“Whatever my father got his hands on, he would beat me with it, Nguyen Huu Hung, 9, who lives in the northern Hung Yen Province, says.
“They would mostly be his bamboo smoking pipe, belts or umbrellas. There were times when he forced me to take off my clothes and stand in the sun, make me lie in the sewer in the dark, cut my fingers, or make me eat raw lolot leaves.”
“During those times, I could see that he was not completely sober. It was as if he was on drugs.”
Hung has lived with the violence perpetrated by Nguyen Huu Long, 35, for nearly three years now.
On Thursday he returned to school after recovering from several injuries, but he is understandably still fearful. He withdraws from strangers, and he is haunted by dreams of being taken away by his father for more beatings.
9-year-old Nguyen Huu Hung in the arms of his maternal grandmother, Nguyen Thi Hanh, 73, in Hung Yen Province in northern Vietnam, September 2020. Photo by VnExpress/Pham Du.
Hung lived with his maternal grandmother since he was three months old. Once he turned six, his father took him to live with his girlfriend and her child in Ham Tu Commune, Khoai Chau District, just a kilometer away from his grandmother’s.
Hung says he was always afraid of his father and only wanted to live with his grandmother.
Long also often forced Hung to do an adult’s work like cooking, cleaning the house, doing laundry, and taking care of the family’s shop.
He would frequently beat the child for no reason and then threaten him not to tell anyone.
Long’s girlfriend and child left the house in early August, and the beatings and abuse became more severe.
The grandmother, Nguyen Thi Hanh, 73, says Hung’s parents often got into trouble with the law for drug trafficking. Both have been to jail, and Hung’s mother had two children with another man.
Long came out of prison in 2017 and took Hung back from Hanh.
She knew about the physical abuse Long inflicted on her grandson and tried to take custody of Hung, but he refused. She was even forbidden from visiting her grandson or giving him food.
One day in August she realized Hung was suffering from more and more severe beatings, and informed authorities. But Long only received a slap on the wrist and was warned not to repeat his offense.
On September 12 Hung showed up in school with bruises all over his body and face, and his teacher informed Hanh about it and told her to report the matter to the police.
From that day the beatings became more frequent and Hung was even forbidden from going to school. Long received repeated warnings from the authorities.
Hanh tried to intervene, but Long threatened to kill her. When Hung’s teacher called his home, Long threw his son’s books out.
A representative of Ham Tu Commune said: “We summoned Long and made him sign papers promising to no longer abuse his son.

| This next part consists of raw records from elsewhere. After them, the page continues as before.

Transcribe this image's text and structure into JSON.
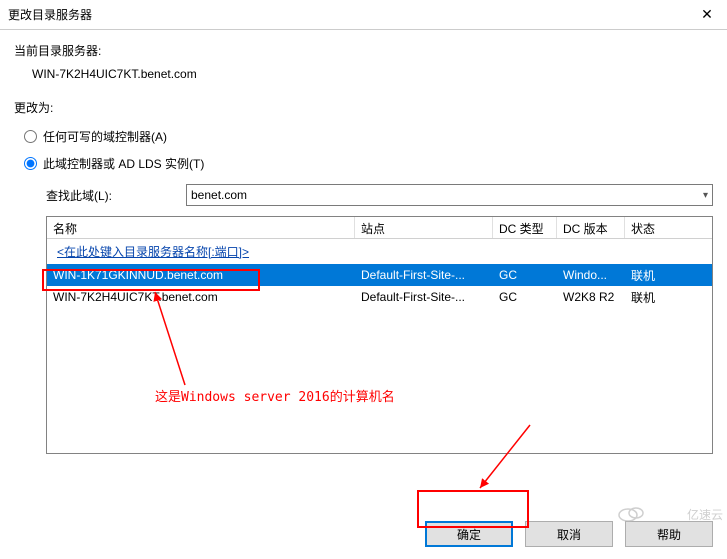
{
  "window": {
    "title": "更改目录服务器",
    "close_icon": "✕"
  },
  "current": {
    "label": "当前目录服务器:",
    "value": "WIN-7K2H4UIC7KT.benet.com"
  },
  "changeto": {
    "label": "更改为:",
    "radio_any": "任何可写的域控制器(A)",
    "radio_this": "此域控制器或 AD LDS 实例(T)"
  },
  "lookup": {
    "label": "查找此域(L):",
    "value": "benet.com"
  },
  "table": {
    "headers": {
      "name": "名称",
      "site": "站点",
      "dctype": "DC 类型",
      "dcver": "DC 版本",
      "status": "状态"
    },
    "hint": "<在此处键入目录服务器名称[:端口]>",
    "rows": [
      {
        "name": "WIN-1K71GKINNUD.benet.com",
        "site": "Default-First-Site-...",
        "dctype": "GC",
        "dcver": "Windo...",
        "status": "联机",
        "selected": true
      },
      {
        "name": "WIN-7K2H4UIC7KT.benet.com",
        "site": "Default-First-Site-...",
        "dctype": "GC",
        "dcver": "W2K8 R2",
        "status": "联机",
        "selected": false
      }
    ]
  },
  "buttons": {
    "ok": "确定",
    "cancel": "取消",
    "help": "帮助"
  },
  "annotation": {
    "text": "这是Windows server 2016的计算机名"
  },
  "watermark": {
    "text": "亿速云"
  }
}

The beatings resumed a few days later, and so we forwarded the complaint to the district police department.”
An investigation found that through the night of September 16, Long beat his son to the point where his head and entire body became swollen and bruised.

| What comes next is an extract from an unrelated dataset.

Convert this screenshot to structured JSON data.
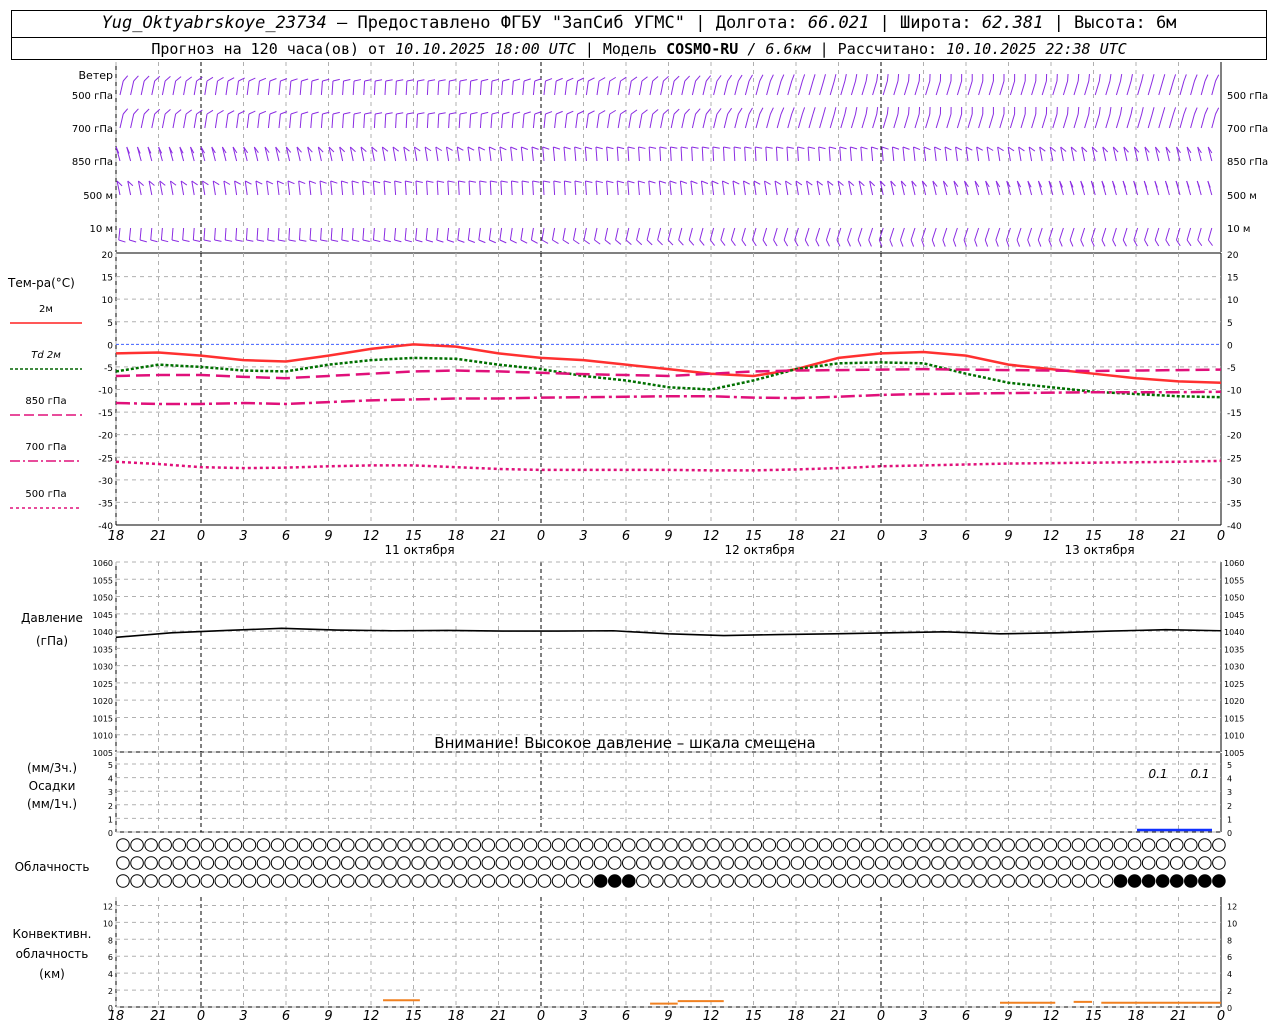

Long was arrested, and he confessed to assaulting the child.
Nguyen Huu Long, 35, who has been violently abusing his son Nguyen Huu Hung, now 9, since 2017, is arrested by the Hung Yen Province police on September 23. Photo courtesy of the police.

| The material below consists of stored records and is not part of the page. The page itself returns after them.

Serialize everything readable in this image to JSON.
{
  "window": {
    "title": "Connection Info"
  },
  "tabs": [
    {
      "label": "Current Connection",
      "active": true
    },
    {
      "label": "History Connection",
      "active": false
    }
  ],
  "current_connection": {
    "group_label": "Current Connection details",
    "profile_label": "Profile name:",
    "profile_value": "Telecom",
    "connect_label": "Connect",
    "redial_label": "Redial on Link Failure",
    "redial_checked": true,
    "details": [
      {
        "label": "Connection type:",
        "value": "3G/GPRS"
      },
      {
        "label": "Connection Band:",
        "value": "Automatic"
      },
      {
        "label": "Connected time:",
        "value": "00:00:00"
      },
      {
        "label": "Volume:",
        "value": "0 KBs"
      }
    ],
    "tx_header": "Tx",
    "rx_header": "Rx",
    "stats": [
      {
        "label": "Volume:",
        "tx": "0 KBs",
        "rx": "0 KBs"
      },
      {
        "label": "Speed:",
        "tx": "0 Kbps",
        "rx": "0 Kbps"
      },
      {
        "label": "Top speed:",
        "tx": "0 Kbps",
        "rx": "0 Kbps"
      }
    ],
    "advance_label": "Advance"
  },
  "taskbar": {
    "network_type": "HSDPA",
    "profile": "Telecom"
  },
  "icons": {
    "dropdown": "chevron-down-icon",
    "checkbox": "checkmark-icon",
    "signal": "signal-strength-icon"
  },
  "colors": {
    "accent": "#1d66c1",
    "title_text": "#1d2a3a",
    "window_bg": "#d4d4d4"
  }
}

Hung has since been placed in his grandmother’s custody. Hanh lives in a dilapidated house in Xuan Dinh village and is in a difficult financial situation, but promises she will never part with her grandson again.
Le Thi Thu, deputy headmistress of the Ham Tu Primary School, where Hung studies, says the boy is only 1.2 m tall and weighs only 18 kg.
During his four years in the school, teachers only contacted his grandmother for matters concerning him. They knew about Hung’s family situation but failed to take actions early.
“Many times, after we saw bruises on Hung’s body, we informed his grandmother. But after his injuries worsened recently the school decided to report directly to the police,” Thu said.
She is remorseful she was not able to stop the abuse earlier.
More than 8,700 children were abused between 2015 and 2019 in Vietnam, with over 850 subjected to physical violence, according to a National Assembly report in May.
Most of it happened at the hands of family members, neighbors or acquaintances, it said.